This CNBC article from September 2011 quotes economist Harry Dent as saying: "I think the stock crash started in late April. This is just the first wave down. ... I think the crash really starts sometime in early 2012." Dent went on to explain that his theory was based on an aging baby-boomer population and a deleveraging of U.S. private debt. Fast-forward two years and the Dow is up nearly 50% since then, and Dent couldn't have been more wrong about early 2012. That's when stocks really started gaining.
"David Tice: Gold Will Surge to $2,500 and the S&P 500 (SNPINDEX:^GSPC) will plunge to 1,000."
A double whammy! Tice, a former chief portfolio strategist for Federated Investors, made this prediction in March 2012 with an 18-month price target. In another words, it expired last week. Tice explained, "We feel like we did in 1999 and 2007. During both of those periods, people were positive about credit being created, the central banks were easy, everyone was complacent, and we ended up having a big accident." Yet 18 months later, the S&P hovers around 1,700, while gold is near $1,300 an ounce.
These headlines may seem laughable now, but they were they were no joke at the time they were published, and similarly ridiculous predictions are just as common today.
The reason for this is simple: Easy answers are always appealing. And with smartphones, tablets and cable news all within arm's reach, we live in a short-attention-span world. Headlines like "Dow To Hit 20,000 by 2015" and other predictions catch eyeballs and drive page views, but they do investors a disservice. It's important to remember that future stock market values are based on future events, which are largely unknowable.
Prediction vs. analysis

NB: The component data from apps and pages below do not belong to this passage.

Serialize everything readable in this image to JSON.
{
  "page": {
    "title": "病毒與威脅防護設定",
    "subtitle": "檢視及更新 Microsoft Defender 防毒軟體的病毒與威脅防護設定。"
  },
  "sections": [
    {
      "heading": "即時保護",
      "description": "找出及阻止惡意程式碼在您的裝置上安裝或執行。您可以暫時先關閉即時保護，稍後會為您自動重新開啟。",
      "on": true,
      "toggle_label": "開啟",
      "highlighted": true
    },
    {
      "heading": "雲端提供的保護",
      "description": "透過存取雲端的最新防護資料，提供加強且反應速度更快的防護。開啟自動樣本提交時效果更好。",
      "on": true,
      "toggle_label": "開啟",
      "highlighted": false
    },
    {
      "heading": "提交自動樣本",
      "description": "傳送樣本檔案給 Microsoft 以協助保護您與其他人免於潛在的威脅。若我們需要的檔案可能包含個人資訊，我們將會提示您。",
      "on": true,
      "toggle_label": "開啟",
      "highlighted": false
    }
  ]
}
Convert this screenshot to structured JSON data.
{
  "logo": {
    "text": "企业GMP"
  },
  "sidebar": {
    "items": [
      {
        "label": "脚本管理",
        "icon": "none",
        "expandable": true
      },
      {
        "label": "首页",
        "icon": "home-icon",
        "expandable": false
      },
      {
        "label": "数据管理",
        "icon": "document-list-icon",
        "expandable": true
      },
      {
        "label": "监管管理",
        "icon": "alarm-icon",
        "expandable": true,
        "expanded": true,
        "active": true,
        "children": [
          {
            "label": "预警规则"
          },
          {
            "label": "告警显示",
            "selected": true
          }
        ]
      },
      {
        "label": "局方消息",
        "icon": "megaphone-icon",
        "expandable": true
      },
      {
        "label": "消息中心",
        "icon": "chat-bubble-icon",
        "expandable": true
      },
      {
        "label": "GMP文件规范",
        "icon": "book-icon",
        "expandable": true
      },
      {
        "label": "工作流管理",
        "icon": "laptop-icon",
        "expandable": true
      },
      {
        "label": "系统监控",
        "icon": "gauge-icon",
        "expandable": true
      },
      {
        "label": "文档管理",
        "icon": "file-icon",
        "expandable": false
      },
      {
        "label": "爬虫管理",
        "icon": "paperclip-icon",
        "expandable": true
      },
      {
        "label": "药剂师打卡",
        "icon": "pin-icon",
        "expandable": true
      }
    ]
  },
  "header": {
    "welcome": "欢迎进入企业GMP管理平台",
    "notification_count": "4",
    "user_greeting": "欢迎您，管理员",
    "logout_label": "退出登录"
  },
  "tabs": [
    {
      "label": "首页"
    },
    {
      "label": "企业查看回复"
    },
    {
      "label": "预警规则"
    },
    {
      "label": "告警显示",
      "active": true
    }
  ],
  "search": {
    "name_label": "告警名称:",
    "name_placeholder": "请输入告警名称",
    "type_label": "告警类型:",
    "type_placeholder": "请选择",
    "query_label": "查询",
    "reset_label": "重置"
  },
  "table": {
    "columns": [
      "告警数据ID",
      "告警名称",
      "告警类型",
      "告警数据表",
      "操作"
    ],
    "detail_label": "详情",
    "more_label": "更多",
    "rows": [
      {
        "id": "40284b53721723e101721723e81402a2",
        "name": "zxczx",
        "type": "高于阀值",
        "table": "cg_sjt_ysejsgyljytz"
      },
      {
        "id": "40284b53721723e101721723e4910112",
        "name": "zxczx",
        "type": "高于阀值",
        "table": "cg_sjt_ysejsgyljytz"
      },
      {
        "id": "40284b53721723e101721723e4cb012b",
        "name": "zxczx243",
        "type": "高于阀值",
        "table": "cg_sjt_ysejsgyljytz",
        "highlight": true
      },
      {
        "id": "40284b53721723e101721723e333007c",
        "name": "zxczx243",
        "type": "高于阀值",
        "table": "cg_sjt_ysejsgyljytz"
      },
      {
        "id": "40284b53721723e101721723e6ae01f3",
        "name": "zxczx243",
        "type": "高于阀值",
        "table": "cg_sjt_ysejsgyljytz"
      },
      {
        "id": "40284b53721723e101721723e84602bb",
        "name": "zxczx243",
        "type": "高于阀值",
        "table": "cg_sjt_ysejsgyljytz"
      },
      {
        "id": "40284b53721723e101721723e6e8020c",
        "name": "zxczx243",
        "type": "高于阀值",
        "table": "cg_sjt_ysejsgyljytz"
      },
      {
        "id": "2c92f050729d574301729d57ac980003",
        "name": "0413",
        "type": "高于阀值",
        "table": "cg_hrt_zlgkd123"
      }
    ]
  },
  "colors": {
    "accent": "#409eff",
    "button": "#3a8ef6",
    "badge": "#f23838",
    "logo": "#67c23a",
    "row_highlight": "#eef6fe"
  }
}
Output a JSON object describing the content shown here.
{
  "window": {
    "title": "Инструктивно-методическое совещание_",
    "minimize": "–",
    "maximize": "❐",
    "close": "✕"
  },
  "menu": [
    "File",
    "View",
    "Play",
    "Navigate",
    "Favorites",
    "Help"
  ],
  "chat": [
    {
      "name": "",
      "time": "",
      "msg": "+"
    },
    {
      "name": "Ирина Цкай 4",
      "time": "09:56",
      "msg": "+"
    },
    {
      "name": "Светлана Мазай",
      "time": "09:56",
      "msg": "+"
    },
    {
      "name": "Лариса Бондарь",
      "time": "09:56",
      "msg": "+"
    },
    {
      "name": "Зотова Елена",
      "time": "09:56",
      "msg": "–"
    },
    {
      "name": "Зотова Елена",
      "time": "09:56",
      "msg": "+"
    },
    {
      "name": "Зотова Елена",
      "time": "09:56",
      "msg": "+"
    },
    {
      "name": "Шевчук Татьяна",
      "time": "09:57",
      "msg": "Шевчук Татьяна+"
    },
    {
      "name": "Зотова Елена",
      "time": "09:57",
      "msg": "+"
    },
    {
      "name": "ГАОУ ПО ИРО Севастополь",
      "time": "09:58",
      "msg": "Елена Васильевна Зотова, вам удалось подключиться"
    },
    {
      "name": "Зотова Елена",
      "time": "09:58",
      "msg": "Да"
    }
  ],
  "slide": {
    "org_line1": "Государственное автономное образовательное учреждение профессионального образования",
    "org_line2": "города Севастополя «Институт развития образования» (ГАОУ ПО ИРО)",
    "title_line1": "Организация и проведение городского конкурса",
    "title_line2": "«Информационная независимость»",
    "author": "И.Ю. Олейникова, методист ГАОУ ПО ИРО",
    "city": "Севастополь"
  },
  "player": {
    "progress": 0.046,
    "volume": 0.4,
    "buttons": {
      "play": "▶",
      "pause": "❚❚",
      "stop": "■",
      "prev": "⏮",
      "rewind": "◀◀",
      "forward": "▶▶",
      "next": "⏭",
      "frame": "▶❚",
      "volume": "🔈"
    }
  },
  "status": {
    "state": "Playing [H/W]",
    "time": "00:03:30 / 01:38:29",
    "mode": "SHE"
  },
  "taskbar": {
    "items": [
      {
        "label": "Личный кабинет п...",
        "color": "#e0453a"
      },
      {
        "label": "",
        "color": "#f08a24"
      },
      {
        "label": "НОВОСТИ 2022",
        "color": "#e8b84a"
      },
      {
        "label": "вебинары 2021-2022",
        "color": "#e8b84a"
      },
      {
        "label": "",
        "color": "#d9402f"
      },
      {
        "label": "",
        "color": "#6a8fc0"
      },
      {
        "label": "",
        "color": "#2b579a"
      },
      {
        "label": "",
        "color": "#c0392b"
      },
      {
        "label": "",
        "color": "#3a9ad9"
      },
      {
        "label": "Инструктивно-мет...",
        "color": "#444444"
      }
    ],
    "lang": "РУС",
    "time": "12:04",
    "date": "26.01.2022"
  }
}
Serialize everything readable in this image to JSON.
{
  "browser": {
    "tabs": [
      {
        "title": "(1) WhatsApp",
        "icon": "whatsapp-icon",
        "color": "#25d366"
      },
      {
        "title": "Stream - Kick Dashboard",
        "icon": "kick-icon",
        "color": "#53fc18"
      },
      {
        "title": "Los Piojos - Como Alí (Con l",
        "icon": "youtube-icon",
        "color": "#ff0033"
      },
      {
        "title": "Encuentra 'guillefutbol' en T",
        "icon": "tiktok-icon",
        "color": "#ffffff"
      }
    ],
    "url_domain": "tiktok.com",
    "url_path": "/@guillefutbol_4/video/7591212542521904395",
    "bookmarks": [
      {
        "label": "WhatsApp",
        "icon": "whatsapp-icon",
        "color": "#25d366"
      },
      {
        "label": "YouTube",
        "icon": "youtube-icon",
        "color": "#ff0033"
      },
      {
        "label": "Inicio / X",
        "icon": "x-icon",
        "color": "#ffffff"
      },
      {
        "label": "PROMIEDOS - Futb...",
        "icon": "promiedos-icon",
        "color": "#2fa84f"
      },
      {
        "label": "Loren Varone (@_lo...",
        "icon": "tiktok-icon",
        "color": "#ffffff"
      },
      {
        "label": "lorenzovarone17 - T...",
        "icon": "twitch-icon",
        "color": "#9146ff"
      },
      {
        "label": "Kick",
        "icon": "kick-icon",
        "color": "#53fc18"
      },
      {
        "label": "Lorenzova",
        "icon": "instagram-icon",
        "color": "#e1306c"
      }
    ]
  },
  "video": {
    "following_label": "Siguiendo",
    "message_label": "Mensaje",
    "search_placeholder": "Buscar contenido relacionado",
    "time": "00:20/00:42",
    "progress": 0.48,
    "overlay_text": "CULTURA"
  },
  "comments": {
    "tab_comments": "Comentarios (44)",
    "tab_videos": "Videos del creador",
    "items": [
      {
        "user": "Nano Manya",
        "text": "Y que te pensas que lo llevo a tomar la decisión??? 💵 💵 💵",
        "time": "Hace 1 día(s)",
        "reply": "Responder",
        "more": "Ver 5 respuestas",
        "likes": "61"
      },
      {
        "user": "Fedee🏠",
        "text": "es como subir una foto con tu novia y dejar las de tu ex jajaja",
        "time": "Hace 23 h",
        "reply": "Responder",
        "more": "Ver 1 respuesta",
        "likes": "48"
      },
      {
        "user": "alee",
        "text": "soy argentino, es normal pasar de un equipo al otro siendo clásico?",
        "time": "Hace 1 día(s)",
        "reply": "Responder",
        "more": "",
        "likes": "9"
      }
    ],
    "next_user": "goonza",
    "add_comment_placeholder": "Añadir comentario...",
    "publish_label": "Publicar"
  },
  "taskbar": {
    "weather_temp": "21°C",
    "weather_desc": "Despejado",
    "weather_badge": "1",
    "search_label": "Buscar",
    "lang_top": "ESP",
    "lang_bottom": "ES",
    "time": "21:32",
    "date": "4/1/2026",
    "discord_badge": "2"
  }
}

As consumers of financial news, we want analysis, but what we often get are predictions. We want to buy good companies at low prices, and we're looking for information and insight to lead us to these stocks. With that analysis in hand, we then make a prediction -- i.e., x stock will go up because of y and z factors. Good predictions are based on analysis, but often Wall Street puts the cart before the horse, getting carried away with the prediction instead of analysis, putting precision ahead of accuracy. Price targets and the market's obsession with analyst ratings both lend themselves to this fallacy. Price targets are often wildly off the mark and have been derided as "marketing fluff" by some in the industry, but analysts simply adjust them in response to new developments. No one is paying attention to the analysis -- just the (often bad) prediction.
The noise and the signal
Financial news is noisy, and investors should be wary of reductive or simplistic statements about the stock market, ignoring pundits who offer broad predictions without evidence to back up their claim. Though we like to pretend we understand the market's every movement, there's often no clear reason. Stocks move with or without a cause.
In the case of last week's non-taper, there never was a signal. What started out as a few mumblings from regional Fed presidents snowballed into an assumption that metastasized into Wall Street gospel, but there was no clear evidence that the Fed would go ahead with the September taper in the first place. Chairman Ben Bernanke had always insisted that the decision would be data-driven, and given weak jobs reports over the past few months, the committee simply seemed to be responding to the data.
Predictions must be based on evidence; without it they're worthless. Recalling the 2012 election, that's why Nate Silver, who based his electoral model on polling data from each state, was so right, while the pundits, whose fleeting observations and gut feelings led them to declare the race "too close to call," were so wrong.
Fool contributor Jeremy Bowman has no position in any stocks mentioned. The Motley Fool has no position in any of the stocks mentioned. Try any of our Foolish newsletter services free for 30 days. We Fools may not all hold the same opinions, but we all believe that considering a diverse range of insights makes us better investors. The Motley Fool has a disclosure policy.